Work instruction =>
No images, please. Copy each entry below exactly as it reads.

=== Begin Enclosure ===

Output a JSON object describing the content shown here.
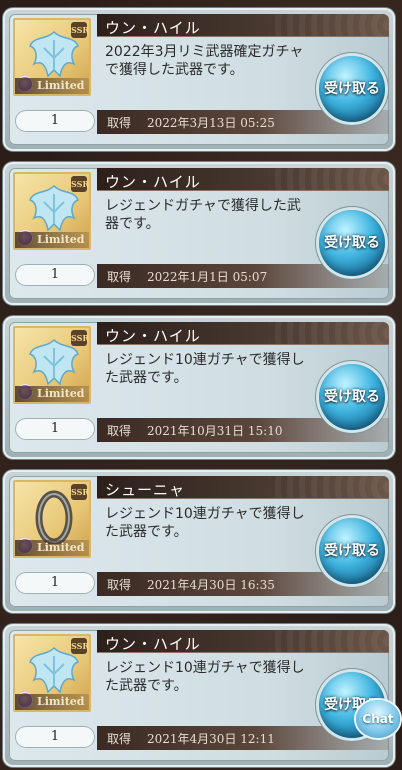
{
  "items": [
    {
      "name": "ウン・ハイル",
      "description": "2022年3月リミ武器確定ガチャで獲得した武器です。",
      "quantity": "1",
      "date_label": "取得",
      "date": "2022年3月13日 05:25",
      "receive_label": "受け取る",
      "rarity": "SSR",
      "tag": "Limited",
      "icon": "ice-crown-weapon-icon"
    },
    {
      "name": "ウン・ハイル",
      "description": "レジェンドガチャで獲得した武器です。",
      "quantity": "1",
      "date_label": "取得",
      "date": "2022年1月1日 05:07",
      "receive_label": "受け取る",
      "rarity": "SSR",
      "tag": "Limited",
      "icon": "ice-crown-weapon-icon"
    },
    {
      "name": "ウン・ハイル",
      "description": "レジェンド10連ガチャで獲得した武器です。",
      "quantity": "1",
      "date_label": "取得",
      "date": "2021年10月31日 15:10",
      "receive_label": "受け取る",
      "rarity": "SSR",
      "tag": "Limited",
      "icon": "ice-crown-weapon-icon"
    },
    {
      "name": "シューニャ",
      "description": "レジェンド10連ガチャで獲得した武器です。",
      "quantity": "1",
      "date_label": "取得",
      "date": "2021年4月30日 16:35",
      "receive_label": "受け取る",
      "rarity": "SSR",
      "tag": "Limited",
      "icon": "zero-ring-weapon-icon"
    },
    {
      "name": "ウン・ハイル",
      "description": "レジェンド10連ガチャで獲得した武器です。",
      "quantity": "1",
      "date_label": "取得",
      "date": "2021年4月30日 12:11",
      "receive_label": "受け取る",
      "rarity": "SSR",
      "tag": "Limited",
      "icon": "ice-crown-weapon-icon"
    }
  ],
  "chat_button_label": "Chat",
  "colors": {
    "card_bg": "#cfdde2",
    "name_bar": "#2c1f1a",
    "button_blue": "#3fb4e0",
    "thumb_gold": "#e8c877"
  }
}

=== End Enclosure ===

Written answer =>
Output a JSON object describing the content shown here.
{
  "items": [
    {
      "name": "ウン・ハイル",
      "description": "2022年3月リミ武器確定ガチャで獲得した武器です。",
      "quantity": "1",
      "date_label": "取得",
      "date": "2022年3月13日 05:25",
      "receive_label": "受け取る",
      "rarity": "SSR",
      "tag": "Limited",
      "icon": "ice-crown-weapon-icon"
    },
    {
      "name": "ウン・ハイル",
      "description": "レジェンドガチャで獲得した武器です。",
      "quantity": "1",
      "date_label": "取得",
      "date": "2022年1月1日 05:07",
      "receive_label": "受け取る",
      "rarity": "SSR",
      "tag": "Limited",
      "icon": "ice-crown-weapon-icon"
    },
    {
      "name": "ウン・ハイル",
      "description": "レジェンド10連ガチャで獲得した武器です。",
      "quantity": "1",
      "date_label": "取得",
      "date": "2021年10月31日 15:10",
      "receive_label": "受け取る",
      "rarity": "SSR",
      "tag": "Limited",
      "icon": "ice-crown-weapon-icon"
    },
    {
      "name": "シューニャ",
      "description": "レジェンド10連ガチャで獲得した武器です。",
      "quantity": "1",
      "date_label": "取得",
      "date": "2021年4月30日 16:35",
      "receive_label": "受け取る",
      "rarity": "SSR",
      "tag": "Limited",
      "icon": "zero-ring-weapon-icon"
    },
    {
      "name": "ウン・ハイル",
      "description": "レジェンド10連ガチャで獲得した武器です。",
      "quantity": "1",
      "date_label": "取得",
      "date": "2021年4月30日 12:11",
      "receive_label": "受け取る",
      "rarity": "SSR",
      "tag": "Limited",
      "icon": "ice-crown-weapon-icon"
    }
  ],
  "chat_button_label": "Chat",
  "colors": {
    "card_bg": "#cfdde2",
    "name_bar": "#2c1f1a",
    "button_blue": "#3fb4e0",
    "thumb_gold": "#e8c877"
  }
}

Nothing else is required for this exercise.